— AIM OF THE TASK —
Repeat each entry exactly.
(Beginning of DATA PROVIDED)
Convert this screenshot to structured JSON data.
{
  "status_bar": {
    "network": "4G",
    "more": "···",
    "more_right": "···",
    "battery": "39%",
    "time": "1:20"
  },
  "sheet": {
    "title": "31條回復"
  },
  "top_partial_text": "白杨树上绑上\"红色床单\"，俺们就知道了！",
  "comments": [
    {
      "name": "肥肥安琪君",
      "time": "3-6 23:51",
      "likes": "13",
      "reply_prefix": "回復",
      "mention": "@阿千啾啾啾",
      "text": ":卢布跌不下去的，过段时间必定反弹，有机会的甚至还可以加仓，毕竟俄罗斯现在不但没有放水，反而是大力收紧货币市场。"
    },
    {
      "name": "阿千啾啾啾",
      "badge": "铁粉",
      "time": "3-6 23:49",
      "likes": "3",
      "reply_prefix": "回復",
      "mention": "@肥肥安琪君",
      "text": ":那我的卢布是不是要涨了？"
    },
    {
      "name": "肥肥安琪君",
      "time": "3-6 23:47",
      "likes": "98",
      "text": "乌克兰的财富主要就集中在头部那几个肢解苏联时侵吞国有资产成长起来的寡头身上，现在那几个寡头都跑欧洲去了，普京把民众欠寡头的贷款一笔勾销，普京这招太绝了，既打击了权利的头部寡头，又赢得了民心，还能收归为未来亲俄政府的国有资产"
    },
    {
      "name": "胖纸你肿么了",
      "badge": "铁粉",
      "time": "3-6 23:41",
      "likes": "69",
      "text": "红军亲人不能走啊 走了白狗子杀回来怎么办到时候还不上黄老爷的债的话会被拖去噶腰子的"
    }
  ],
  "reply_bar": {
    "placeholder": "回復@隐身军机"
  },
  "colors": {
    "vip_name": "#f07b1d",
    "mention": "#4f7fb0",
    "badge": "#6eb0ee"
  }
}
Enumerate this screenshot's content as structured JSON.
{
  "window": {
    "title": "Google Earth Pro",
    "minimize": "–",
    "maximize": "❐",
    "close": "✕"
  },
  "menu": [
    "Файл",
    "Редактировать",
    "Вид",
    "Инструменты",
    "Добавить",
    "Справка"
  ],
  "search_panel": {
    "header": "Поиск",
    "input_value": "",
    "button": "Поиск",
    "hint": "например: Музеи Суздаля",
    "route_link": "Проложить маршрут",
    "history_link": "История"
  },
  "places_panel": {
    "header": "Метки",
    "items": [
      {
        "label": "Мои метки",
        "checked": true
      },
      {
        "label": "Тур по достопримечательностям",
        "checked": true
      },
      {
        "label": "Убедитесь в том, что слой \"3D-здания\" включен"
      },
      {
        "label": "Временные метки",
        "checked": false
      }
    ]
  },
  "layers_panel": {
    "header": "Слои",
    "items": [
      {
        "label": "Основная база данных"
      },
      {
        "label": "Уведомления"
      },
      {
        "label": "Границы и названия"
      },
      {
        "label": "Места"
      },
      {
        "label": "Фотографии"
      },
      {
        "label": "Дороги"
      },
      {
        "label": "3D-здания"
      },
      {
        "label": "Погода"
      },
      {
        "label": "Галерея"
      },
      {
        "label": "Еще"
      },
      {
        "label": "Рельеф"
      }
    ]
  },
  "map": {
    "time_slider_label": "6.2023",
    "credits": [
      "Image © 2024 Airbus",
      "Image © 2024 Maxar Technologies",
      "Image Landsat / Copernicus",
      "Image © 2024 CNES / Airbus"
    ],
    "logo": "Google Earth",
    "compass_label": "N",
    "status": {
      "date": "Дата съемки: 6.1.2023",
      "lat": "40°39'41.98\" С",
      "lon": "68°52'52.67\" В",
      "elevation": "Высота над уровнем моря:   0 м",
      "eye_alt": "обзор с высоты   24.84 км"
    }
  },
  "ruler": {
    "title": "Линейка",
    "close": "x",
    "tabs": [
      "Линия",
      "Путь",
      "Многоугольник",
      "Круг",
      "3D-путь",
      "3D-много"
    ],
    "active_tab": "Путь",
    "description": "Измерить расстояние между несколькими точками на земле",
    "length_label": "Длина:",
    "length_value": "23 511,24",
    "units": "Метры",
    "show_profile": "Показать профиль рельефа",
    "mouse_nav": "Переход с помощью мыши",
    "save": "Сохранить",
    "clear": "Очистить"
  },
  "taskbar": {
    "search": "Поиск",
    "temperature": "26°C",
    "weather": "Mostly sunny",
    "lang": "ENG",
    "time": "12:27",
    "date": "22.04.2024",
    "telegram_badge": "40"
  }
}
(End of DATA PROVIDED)
— PROBLEM SOLUTION —
Convert this screenshot to structured JSON data.
{
  "status_bar": {
    "network": "4G",
    "more": "···",
    "more_right": "···",
    "battery": "39%",
    "time": "1:20"
  },
  "sheet": {
    "title": "31條回復"
  },
  "top_partial_text": "白杨树上绑上\"红色床单\"，俺们就知道了！",
  "comments": [
    {
      "name": "肥肥安琪君",
      "time": "3-6 23:51",
      "likes": "13",
      "reply_prefix": "回復",
      "mention": "@阿千啾啾啾",
      "text": ":卢布跌不下去的，过段时间必定反弹，有机会的甚至还可以加仓，毕竟俄罗斯现在不但没有放水，反而是大力收紧货币市场。"
    },
    {
      "name": "阿千啾啾啾",
      "badge": "铁粉",
      "time": "3-6 23:49",
      "likes": "3",
      "reply_prefix": "回復",
      "mention": "@肥肥安琪君",
      "text": ":那我的卢布是不是要涨了？"
    },
    {
      "name": "肥肥安琪君",
      "time": "3-6 23:47",
      "likes": "98",
      "text": "乌克兰的财富主要就集中在头部那几个肢解苏联时侵吞国有资产成长起来的寡头身上，现在那几个寡头都跑欧洲去了，普京把民众欠寡头的贷款一笔勾销，普京这招太绝了，既打击了权利的头部寡头，又赢得了民心，还能收归为未来亲俄政府的国有资产"
    },
    {
      "name": "胖纸你肿么了",
      "badge": "铁粉",
      "time": "3-6 23:41",
      "likes": "69",
      "text": "红军亲人不能走啊 走了白狗子杀回来怎么办到时候还不上黄老爷的债的话会被拖去噶腰子的"
    }
  ],
  "reply_bar": {
    "placeholder": "回復@隐身军机"
  },
  "colors": {
    "vip_name": "#f07b1d",
    "mention": "#4f7fb0",
    "badge": "#6eb0ee"
  }
}
Enumerate this screenshot's content as structured JSON.
{
  "window": {
    "title": "Google Earth Pro",
    "minimize": "–",
    "maximize": "❐",
    "close": "✕"
  },
  "menu": [
    "Файл",
    "Редактировать",
    "Вид",
    "Инструменты",
    "Добавить",
    "Справка"
  ],
  "search_panel": {
    "header": "Поиск",
    "input_value": "",
    "button": "Поиск",
    "hint": "например: Музеи Суздаля",
    "route_link": "Проложить маршрут",
    "history_link": "История"
  },
  "places_panel": {
    "header": "Метки",
    "items": [
      {
        "label": "Мои метки",
        "checked": true
      },
      {
        "label": "Тур по достопримечательностям",
        "checked": true
      },
      {
        "label": "Убедитесь в том, что слой \"3D-здания\" включен"
      },
      {
        "label": "Временные метки",
        "checked": false
      }
    ]
  },
  "layers_panel": {
    "header": "Слои",
    "items": [
      {
        "label": "Основная база данных"
      },
      {
        "label": "Уведомления"
      },
      {
        "label": "Границы и названия"
      },
      {
        "label": "Места"
      },
      {
        "label": "Фотографии"
      },
      {
        "label": "Дороги"
      },
      {
        "label": "3D-здания"
      },
      {
        "label": "Погода"
      },
      {
        "label": "Галерея"
      },
      {
        "label": "Еще"
      },
      {
        "label": "Рельеф"
      }
    ]
  },
  "map": {
    "time_slider_label": "6.2023",
    "credits": [
      "Image © 2024 Airbus",
      "Image © 2024 Maxar Technologies",
      "Image Landsat / Copernicus",
      "Image © 2024 CNES / Airbus"
    ],
    "logo": "Google Earth",
    "compass_label": "N",
    "status": {
      "date": "Дата съемки: 6.1.2023",
      "lat": "40°39'41.98\" С",
      "lon": "68°52'52.67\" В",
      "elevation": "Высота над уровнем моря:   0 м",
      "eye_alt": "обзор с высоты   24.84 км"
    }
  },
  "ruler": {
    "title": "Линейка",
    "close": "x",
    "tabs": [
      "Линия",
      "Путь",
      "Многоугольник",
      "Круг",
      "3D-путь",
      "3D-много"
    ],
    "active_tab": "Путь",
    "description": "Измерить расстояние между несколькими точками на земле",
    "length_label": "Длина:",
    "length_value": "23 511,24",
    "units": "Метры",
    "show_profile": "Показать профиль рельефа",
    "mouse_nav": "Переход с помощью мыши",
    "save": "Сохранить",
    "clear": "Очистить"
  },
  "taskbar": {
    "search": "Поиск",
    "temperature": "26°C",
    "weather": "Mostly sunny",
    "lang": "ENG",
    "time": "12:27",
    "date": "22.04.2024",
    "telegram_badge": "40"
  }
}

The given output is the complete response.